By Stacy Finz | SFChronicle.com
One Square mobile application: free. The credit card reader to go with it: free. The technology to process MasterCard, Visa, American Express and Discover cards on a smart phone or iPad: priceless.
Square, the San Francisco startup, recently raised $100 million to change the way people handle business transactions. Now, anyone from a cab driver to a house-call doctor to a produce purveyor at the farmers’ market – even a couple holding a yard sale – can accept payments on their mobile devices. The technology is a boon for many fledgling entrepreneurs – particularly small and mobile food businesses – who found the traditional way of processing credit cards either cost prohibitive or unfeasible.
It all started in 2009. Jack Dorsey, one of the founders of Twitter, was talking to his childhood friend, Jim McKelvey, a glass blower who had just lost a $2,000 sale on one of his sculptures. A woman had walked into his St. Louis shop, fell in love with the piece and wanted to buy it. She could only pay by credit card. McKelvey was set up to only take cash. So, he kissed his big chunk of change bye-bye.
The two men commiserated over their smart phones. Then McKelvey and Dorsey, a software engineer, had an epiphany. Why not invent an app that accepts payments on an iPhone, iPad or Android phone? They went into business.
“We have fully functional computers in our pockets,” said Keith Rabois, Square’s chief operating officer. “It’s transforming every industry. Why not the way we make payments?”
Once the free application has been downloaded, a reader is mailed to the recipient (it can also be purchased for $9.95, with a $10 rebate, at Apple, Radio Shack and Best Buy stores). The little gizmo plugs into the headphone jack of a smart phone or iPad and is used to swipe credit cards.
Since Square was founded in 2010, the company has shipped 750,000 readers to merchants and wannabe merchants. About 65 percent of the businesses using Square are mobile in some way, Rabois said. About half the transactions are made with debit or credit cards.
“The old – archaic – way, you needed some sort of a land phone line,” he said. “With our way all you need is Wi-Fi or 3G.”
Square, which is working with Chase bank, cuts and mails a check to the seller just hours after a transaction is made and takes a 2.75 percent cut, Baynes said. As of August, the company was processing $4 million in payments a day, and it estimates that by the end of the year it will have done a total of $2 billion. With that kind of volume, it has been able to work out a deal with credit card firms to charge merchants a flat fee for accepting MasterCard, Visa, American Express and Discover, Baynes said.
Typically, credit card companies base their fees on the credit rating of the merchant. Some, such as American Express, have been known to be more expensive than the rest. Sometimes the cost is too much for a new business.
“To rent the terminal alone was going to cost me $40 to $50 a month,” said Maricar Lagura, co-owner of Spin City Coffee, which opened in San Francisco’s Noe Valley neighborhood a little more than a year ago. “Our place is really small. We didn’t have a budget for anything, and were pretty much running on hope and prayer.”

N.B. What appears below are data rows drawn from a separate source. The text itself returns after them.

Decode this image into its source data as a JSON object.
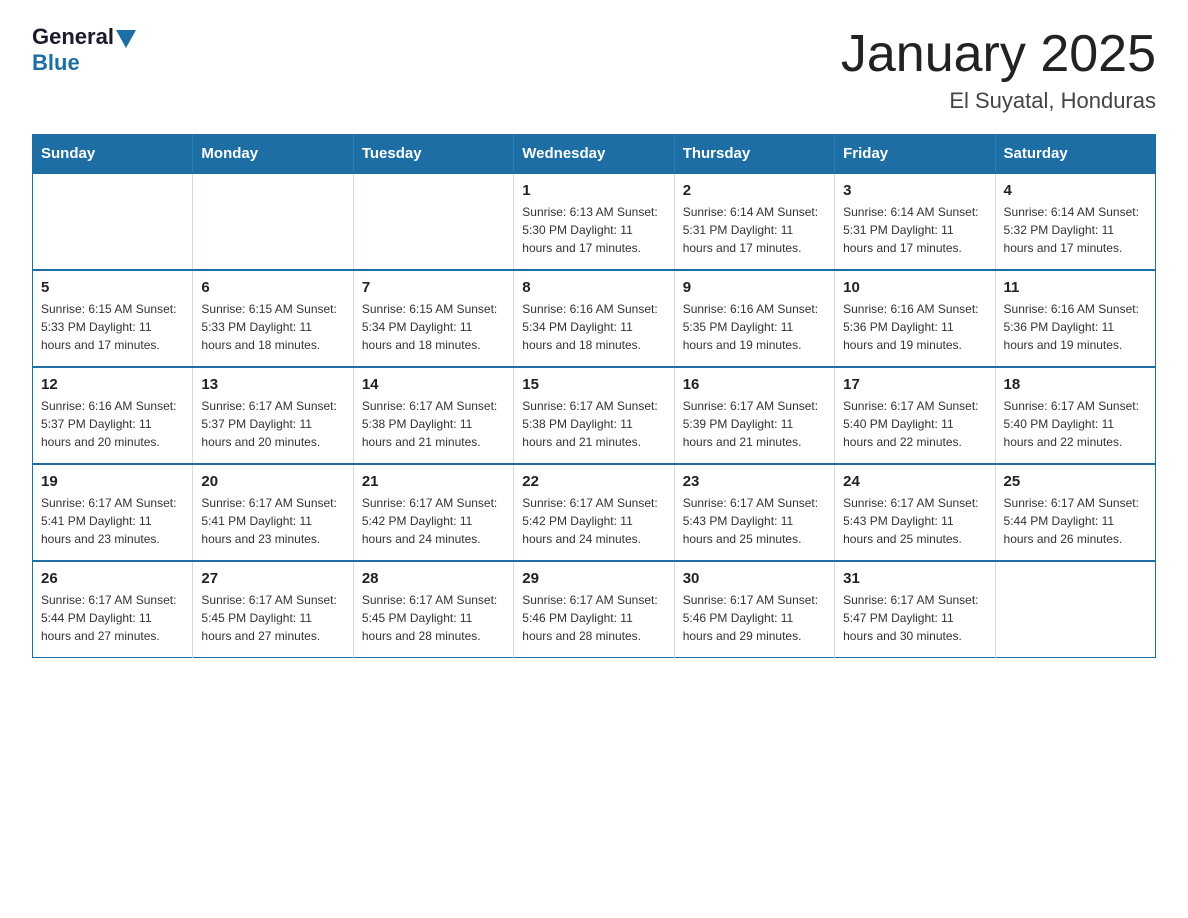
{
  "logo": {
    "general": "General",
    "blue": "Blue"
  },
  "title": "January 2025",
  "subtitle": "El Suyatal, Honduras",
  "days_of_week": [
    "Sunday",
    "Monday",
    "Tuesday",
    "Wednesday",
    "Thursday",
    "Friday",
    "Saturday"
  ],
  "weeks": [
    [
      {
        "day": "",
        "info": ""
      },
      {
        "day": "",
        "info": ""
      },
      {
        "day": "",
        "info": ""
      },
      {
        "day": "1",
        "info": "Sunrise: 6:13 AM\nSunset: 5:30 PM\nDaylight: 11 hours\nand 17 minutes."
      },
      {
        "day": "2",
        "info": "Sunrise: 6:14 AM\nSunset: 5:31 PM\nDaylight: 11 hours\nand 17 minutes."
      },
      {
        "day": "3",
        "info": "Sunrise: 6:14 AM\nSunset: 5:31 PM\nDaylight: 11 hours\nand 17 minutes."
      },
      {
        "day": "4",
        "info": "Sunrise: 6:14 AM\nSunset: 5:32 PM\nDaylight: 11 hours\nand 17 minutes."
      }
    ],
    [
      {
        "day": "5",
        "info": "Sunrise: 6:15 AM\nSunset: 5:33 PM\nDaylight: 11 hours\nand 17 minutes."
      },
      {
        "day": "6",
        "info": "Sunrise: 6:15 AM\nSunset: 5:33 PM\nDaylight: 11 hours\nand 18 minutes."
      },
      {
        "day": "7",
        "info": "Sunrise: 6:15 AM\nSunset: 5:34 PM\nDaylight: 11 hours\nand 18 minutes."
      },
      {
        "day": "8",
        "info": "Sunrise: 6:16 AM\nSunset: 5:34 PM\nDaylight: 11 hours\nand 18 minutes."
      },
      {
        "day": "9",
        "info": "Sunrise: 6:16 AM\nSunset: 5:35 PM\nDaylight: 11 hours\nand 19 minutes."
      },
      {
        "day": "10",
        "info": "Sunrise: 6:16 AM\nSunset: 5:36 PM\nDaylight: 11 hours\nand 19 minutes."
      },
      {
        "day": "11",
        "info": "Sunrise: 6:16 AM\nSunset: 5:36 PM\nDaylight: 11 hours\nand 19 minutes."
      }
    ],
    [
      {
        "day": "12",
        "info": "Sunrise: 6:16 AM\nSunset: 5:37 PM\nDaylight: 11 hours\nand 20 minutes."
      },
      {
        "day": "13",
        "info": "Sunrise: 6:17 AM\nSunset: 5:37 PM\nDaylight: 11 hours\nand 20 minutes."
      },
      {
        "day": "14",
        "info": "Sunrise: 6:17 AM\nSunset: 5:38 PM\nDaylight: 11 hours\nand 21 minutes."
      },
      {
        "day": "15",
        "info": "Sunrise: 6:17 AM\nSunset: 5:38 PM\nDaylight: 11 hours\nand 21 minutes."
      },
      {
        "day": "16",
        "info": "Sunrise: 6:17 AM\nSunset: 5:39 PM\nDaylight: 11 hours\nand 21 minutes."
      },
      {
        "day": "17",
        "info": "Sunrise: 6:17 AM\nSunset: 5:40 PM\nDaylight: 11 hours\nand 22 minutes."
      },
      {
        "day": "18",
        "info": "Sunrise: 6:17 AM\nSunset: 5:40 PM\nDaylight: 11 hours\nand 22 minutes."
      }
    ],
    [
      {
        "day": "19",
        "info": "Sunrise: 6:17 AM\nSunset: 5:41 PM\nDaylight: 11 hours\nand 23 minutes."
      },
      {
        "day": "20",
        "info": "Sunrise: 6:17 AM\nSunset: 5:41 PM\nDaylight: 11 hours\nand 23 minutes."
      },
      {
        "day": "21",
        "info": "Sunrise: 6:17 AM\nSunset: 5:42 PM\nDaylight: 11 hours\nand 24 minutes."
      },
      {
        "day": "22",
        "info": "Sunrise: 6:17 AM\nSunset: 5:42 PM\nDaylight: 11 hours\nand 24 minutes."
      },
      {
        "day": "23",
        "info": "Sunrise: 6:17 AM\nSunset: 5:43 PM\nDaylight: 11 hours\nand 25 minutes."
      },
      {
        "day": "24",
        "info": "Sunrise: 6:17 AM\nSunset: 5:43 PM\nDaylight: 11 hours\nand 25 minutes."
      },
      {
        "day": "25",
        "info": "Sunrise: 6:17 AM\nSunset: 5:44 PM\nDaylight: 11 hours\nand 26 minutes."
      }
    ],
    [
      {
        "day": "26",
        "info": "Sunrise: 6:17 AM\nSunset: 5:44 PM\nDaylight: 11 hours\nand 27 minutes."
      },
      {
        "day": "27",
        "info": "Sunrise: 6:17 AM\nSunset: 5:45 PM\nDaylight: 11 hours\nand 27 minutes."
      },
      {
        "day": "28",
        "info": "Sunrise: 6:17 AM\nSunset: 5:45 PM\nDaylight: 11 hours\nand 28 minutes."
      },
      {
        "day": "29",
        "info": "Sunrise: 6:17 AM\nSunset: 5:46 PM\nDaylight: 11 hours\nand 28 minutes."
      },
      {
        "day": "30",
        "info": "Sunrise: 6:17 AM\nSunset: 5:46 PM\nDaylight: 11 hours\nand 29 minutes."
      },
      {
        "day": "31",
        "info": "Sunrise: 6:17 AM\nSunset: 5:47 PM\nDaylight: 11 hours\nand 30 minutes."
      },
      {
        "day": "",
        "info": ""
      }
    ]
  ]
}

Lagura and her partner had decided to be a cash-only business until a Square representative contacted her. Lagura said he didn’t have to get too far into his sales spiel.
“He had me at ‘free,’ ” she said.
Now, credit card sales are 35 to 40 percent of her business, she said, adding that she plans to use Square when she puts her coffee truck on the road next year.
“It’s a no-brainer,” said Lagura, who also uses Square Register on her iPad, a full point-of-sale system that includes inventory tracking and ways to publicize her menu and location information. “This is going to change the world.”
Venture capital firms agree. Kleiner Perkins Caufield & Byers, Sequoia Capital and Khosla Ventures are key investors in the startup, which is headquartered in The Chronicle building.
Over the summer the company introduced Square Card Case, a mobile app that enables customers to start tabs with local merchants, store digital receipts and search nearby Square food businesses and their menus.
“The ultimate goal is to reinvent both sides of the counter,” Rabois said. “We want to create a system in which making and receiving payments is less like going to the dentist.”